Jury reaches verdict in Kate Steinle murder trial
Claudia Cowan reports from San Francisco.
Jose Ines Garcia Zarate was found not guilty Thursday of murdering Kate Steinle on Pier 14 in San Francisco in July 2015 in a case that sparked a heated national debate over illegal immigration and so-called sanctuary cities, and U.S. immigration officials said he will be deported.
Zarate was acquitted of first and second degree murder and involuntary manslaughter. He also was found not guilty of assault with a semi-automatic weapon. He was found guilty of possessing a firearm by a felon. The jury had deliberated for six days.
Steinle was walking with her father and a family friend in July 2015 when she was shot, collapsing into her father's arms. Zarate had been released from a San Francisco jail about three months before the shooting, despite a request by federal immigration authorities to detain him for deportation.
KATE STEINLE TRIAL FEATURES DEMONSTRATION OF HOW SUSPECT COULD'VE CONCEALED MURDER WEAPON
San Francisco is a sanctuary city, with local law enforcement officials barred from cooperating with federal immigration authorities. President Trump has threatened to withhold federal funding to cities with similar immigration policies, but a federal judge in California permanently blocked his executive order last week.
U.S. Immigration and Customs Enforcement announced late Thursday: "Following the conclusion of this case, ICE will work to take custody of Mr. Garcia Zarate and ultimately remove him from the country."
ICE Deputy Director Tom Homan added, "San Francisco's policy of refusing to honor ICE detainers is a blatant threat to public safety and undermines the rule of law. This tragedy could have been prevented if San Francisco had turned the alien over to ICE, as we requested, instead of releasing him back onto the streets."
In a response to the verdict, Attorney General Jeff Sessions released a statement saying that despite California's attempt at a murder conviction, Zarate was able to walk away with only a firearm possession conviction because he was not turned over by San Francisco to ICE.
"When jurisdictions choose to return criminal aliens to the streets rather than turning them over to federal immigration authorities, they put the public's safety at risk," the statement said. "San Francisco's decision to protect criminal aliens led to the preventable and heartbreaking death of Kate Steinle."
Upon leaving the courtroom, representatives from both sides spoke to reporters. Defense Attorney Matt Gonzalez offered his condolences to the Steinle family and said the outcome of the case did not make what happened in 2015 any less terrible.
Public Defender Jeff Adachi also released a statement saying Zarate was "extremely relieved" by the outcome and that while Steinle's death "was a horrible tragedy," it was used as "political fodder for then candidate Donald Trump's anti-immigration agenda."
Adachi added, "Despite the unfairly politicized atmosphere surrounding this case, jurors focused on the evidence, which was clear and convincing, and rendered a just verdict."

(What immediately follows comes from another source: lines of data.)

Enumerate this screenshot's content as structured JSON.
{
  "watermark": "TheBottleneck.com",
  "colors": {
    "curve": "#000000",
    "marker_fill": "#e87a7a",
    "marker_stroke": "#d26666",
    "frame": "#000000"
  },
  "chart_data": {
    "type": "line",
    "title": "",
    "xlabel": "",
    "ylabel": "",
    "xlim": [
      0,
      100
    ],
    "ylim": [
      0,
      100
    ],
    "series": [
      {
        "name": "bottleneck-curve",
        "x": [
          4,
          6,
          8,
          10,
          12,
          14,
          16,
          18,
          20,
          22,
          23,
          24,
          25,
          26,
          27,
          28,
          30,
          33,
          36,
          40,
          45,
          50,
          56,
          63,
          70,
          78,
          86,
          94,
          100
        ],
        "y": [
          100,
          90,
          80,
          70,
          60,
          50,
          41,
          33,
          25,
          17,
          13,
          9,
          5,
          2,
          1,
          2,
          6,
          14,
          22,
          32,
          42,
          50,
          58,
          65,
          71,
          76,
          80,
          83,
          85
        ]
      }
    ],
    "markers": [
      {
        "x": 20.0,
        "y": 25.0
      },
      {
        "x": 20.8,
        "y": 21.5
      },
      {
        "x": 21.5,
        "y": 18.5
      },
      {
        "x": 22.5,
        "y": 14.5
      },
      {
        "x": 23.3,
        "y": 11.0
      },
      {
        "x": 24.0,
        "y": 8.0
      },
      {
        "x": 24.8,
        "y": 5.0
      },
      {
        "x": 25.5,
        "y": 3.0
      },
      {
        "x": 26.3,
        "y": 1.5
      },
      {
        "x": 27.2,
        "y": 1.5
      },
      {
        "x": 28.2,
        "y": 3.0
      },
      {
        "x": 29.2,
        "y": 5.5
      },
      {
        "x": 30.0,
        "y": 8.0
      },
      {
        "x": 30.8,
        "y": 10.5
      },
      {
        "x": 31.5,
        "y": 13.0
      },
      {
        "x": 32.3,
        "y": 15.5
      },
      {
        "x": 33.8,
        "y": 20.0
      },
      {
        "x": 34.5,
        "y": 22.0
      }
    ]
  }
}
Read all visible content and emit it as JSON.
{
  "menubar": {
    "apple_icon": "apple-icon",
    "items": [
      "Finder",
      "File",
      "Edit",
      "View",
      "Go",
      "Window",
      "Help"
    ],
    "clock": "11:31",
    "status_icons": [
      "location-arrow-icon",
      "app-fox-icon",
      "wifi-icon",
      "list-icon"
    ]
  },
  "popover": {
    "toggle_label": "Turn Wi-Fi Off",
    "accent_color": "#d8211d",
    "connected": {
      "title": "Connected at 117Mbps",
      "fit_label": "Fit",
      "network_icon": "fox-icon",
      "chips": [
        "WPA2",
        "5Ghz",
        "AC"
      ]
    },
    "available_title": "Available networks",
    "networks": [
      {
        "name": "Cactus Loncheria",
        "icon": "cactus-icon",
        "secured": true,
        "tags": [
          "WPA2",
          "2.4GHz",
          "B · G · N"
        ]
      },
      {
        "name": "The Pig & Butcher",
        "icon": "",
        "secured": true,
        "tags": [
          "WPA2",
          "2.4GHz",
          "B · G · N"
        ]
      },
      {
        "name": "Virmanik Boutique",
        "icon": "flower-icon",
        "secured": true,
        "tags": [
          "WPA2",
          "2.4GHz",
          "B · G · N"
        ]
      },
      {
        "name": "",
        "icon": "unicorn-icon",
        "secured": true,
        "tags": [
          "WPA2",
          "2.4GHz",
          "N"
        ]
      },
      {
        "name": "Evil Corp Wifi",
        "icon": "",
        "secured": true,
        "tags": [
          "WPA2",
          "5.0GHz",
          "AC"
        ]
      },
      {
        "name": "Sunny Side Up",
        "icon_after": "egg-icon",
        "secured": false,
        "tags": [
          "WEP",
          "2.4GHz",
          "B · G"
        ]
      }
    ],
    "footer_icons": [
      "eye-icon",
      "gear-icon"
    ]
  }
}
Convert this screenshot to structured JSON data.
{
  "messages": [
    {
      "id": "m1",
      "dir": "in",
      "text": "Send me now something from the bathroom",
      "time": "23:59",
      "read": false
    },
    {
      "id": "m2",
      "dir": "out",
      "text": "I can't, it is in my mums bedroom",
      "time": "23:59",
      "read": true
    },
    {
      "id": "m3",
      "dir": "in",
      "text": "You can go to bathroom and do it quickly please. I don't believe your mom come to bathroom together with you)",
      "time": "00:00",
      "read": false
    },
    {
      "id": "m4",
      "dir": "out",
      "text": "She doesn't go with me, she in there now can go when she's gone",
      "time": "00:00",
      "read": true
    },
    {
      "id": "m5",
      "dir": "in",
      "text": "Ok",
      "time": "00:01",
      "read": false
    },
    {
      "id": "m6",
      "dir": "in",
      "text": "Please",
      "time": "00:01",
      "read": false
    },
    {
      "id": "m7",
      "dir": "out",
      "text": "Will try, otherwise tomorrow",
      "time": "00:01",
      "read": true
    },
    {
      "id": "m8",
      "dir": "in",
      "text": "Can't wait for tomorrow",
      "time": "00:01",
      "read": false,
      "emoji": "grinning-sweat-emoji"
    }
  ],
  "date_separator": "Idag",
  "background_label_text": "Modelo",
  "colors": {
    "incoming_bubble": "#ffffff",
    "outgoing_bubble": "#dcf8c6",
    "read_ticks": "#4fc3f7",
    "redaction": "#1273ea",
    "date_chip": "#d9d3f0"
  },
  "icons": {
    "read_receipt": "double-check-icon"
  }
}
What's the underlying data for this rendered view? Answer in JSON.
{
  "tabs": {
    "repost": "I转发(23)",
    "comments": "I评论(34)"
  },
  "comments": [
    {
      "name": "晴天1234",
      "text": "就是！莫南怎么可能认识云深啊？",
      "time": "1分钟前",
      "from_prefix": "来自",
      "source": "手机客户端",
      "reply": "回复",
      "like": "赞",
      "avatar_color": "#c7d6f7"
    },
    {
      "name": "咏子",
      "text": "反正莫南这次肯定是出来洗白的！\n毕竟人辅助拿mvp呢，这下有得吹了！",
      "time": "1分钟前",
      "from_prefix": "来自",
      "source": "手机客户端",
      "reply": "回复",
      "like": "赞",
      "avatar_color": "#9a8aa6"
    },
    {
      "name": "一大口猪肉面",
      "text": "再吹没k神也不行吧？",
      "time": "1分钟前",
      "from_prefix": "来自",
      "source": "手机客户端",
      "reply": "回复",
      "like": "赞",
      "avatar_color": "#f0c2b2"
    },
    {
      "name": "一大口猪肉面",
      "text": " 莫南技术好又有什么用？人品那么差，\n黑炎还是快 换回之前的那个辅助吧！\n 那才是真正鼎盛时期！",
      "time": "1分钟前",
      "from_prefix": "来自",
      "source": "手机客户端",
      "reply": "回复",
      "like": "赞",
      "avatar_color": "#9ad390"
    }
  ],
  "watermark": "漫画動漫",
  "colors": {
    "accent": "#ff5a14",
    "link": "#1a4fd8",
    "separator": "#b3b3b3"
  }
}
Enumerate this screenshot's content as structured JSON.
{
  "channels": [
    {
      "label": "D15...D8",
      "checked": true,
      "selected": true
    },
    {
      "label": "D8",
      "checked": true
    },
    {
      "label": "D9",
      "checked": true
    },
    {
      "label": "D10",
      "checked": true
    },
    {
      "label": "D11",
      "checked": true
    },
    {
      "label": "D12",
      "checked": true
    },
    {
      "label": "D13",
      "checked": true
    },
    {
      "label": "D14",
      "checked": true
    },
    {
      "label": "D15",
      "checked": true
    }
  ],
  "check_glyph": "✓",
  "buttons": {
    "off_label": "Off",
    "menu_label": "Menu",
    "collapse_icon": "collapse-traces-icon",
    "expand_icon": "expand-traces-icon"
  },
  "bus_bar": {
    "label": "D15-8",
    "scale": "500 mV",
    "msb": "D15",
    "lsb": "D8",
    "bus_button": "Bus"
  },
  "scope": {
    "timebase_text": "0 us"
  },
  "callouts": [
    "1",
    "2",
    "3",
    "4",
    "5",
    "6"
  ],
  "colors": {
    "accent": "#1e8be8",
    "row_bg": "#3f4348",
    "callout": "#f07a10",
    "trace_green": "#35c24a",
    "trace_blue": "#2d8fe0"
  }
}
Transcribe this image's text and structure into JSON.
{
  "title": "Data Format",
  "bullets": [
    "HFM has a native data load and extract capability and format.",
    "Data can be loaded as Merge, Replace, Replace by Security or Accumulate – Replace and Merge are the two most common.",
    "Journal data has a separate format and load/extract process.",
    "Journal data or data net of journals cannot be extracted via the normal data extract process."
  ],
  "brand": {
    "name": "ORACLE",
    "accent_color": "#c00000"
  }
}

A spokesperson for the district attorney's office said the verdict was not the one prosecutors were seeking but at the end of the day, the jury ultimately makes the decision. Prosecutors also said the Steinle family was "incredible" and that their hearts went out to them.
While Zarate's immigration status brought the case into the national spotlight, jurors did not hear evidence about that, and it was not a factor in the trial.
After 12 days of testimony, dozens of witnesses and two days of closing arguments, the jury had to decide whether Steinle's death was the result of an act of murder or a tragic accident.
Reporters in the room said the jurors looked very somber as they entered. When the judge was handed the verdict, the courtroom was completely silent. During the reading of the not guilty verdict of involuntary manslaughter, the defense team nodded in approval but didn't show any emotion. Zarate sat stoically in his seat.
Earlier in the day, the bailiff and court clerk were seen entering the jury room with a small yellow evidence bag before retreating with it a few minutes later.
KATE STEINLE TRIAL GIVEN TO JURY IN CASE THAT SPARKED ILLEGAL IMMIGRATION DEBATE
A source inside the courtroom confirmed that the jury asked to see the gun used to shoot Steinle. Zarate and his defense team maintained the argument that the suspect found the stolen weapon on the pier that day and it "just fired."
The gun belonged to a federal Bureau of Land Management ranger and was stolen from his parked car a week earlier.
The bullet ricocheted on the pier's concrete walkway before it struck Steinle, killing her. Zarate has admitted to shooting Steinle, but says it was an accident.
However, the prosecution painted a very different picture, telling jurors that Zarate deliberately shot the gun towards Steinle while "playing his own secret version of Russian roulette."
Following Steinle's death, Congress took action to pass new legislation called Kate's Law. The law — passed by the House of Representatives in June — increases the penalties for deported aliens who try to return to the United States and are caught.
Fox News' Claudia Cowan and Jennifer Girdon in San Francisco and The Associated Press contributed to this report.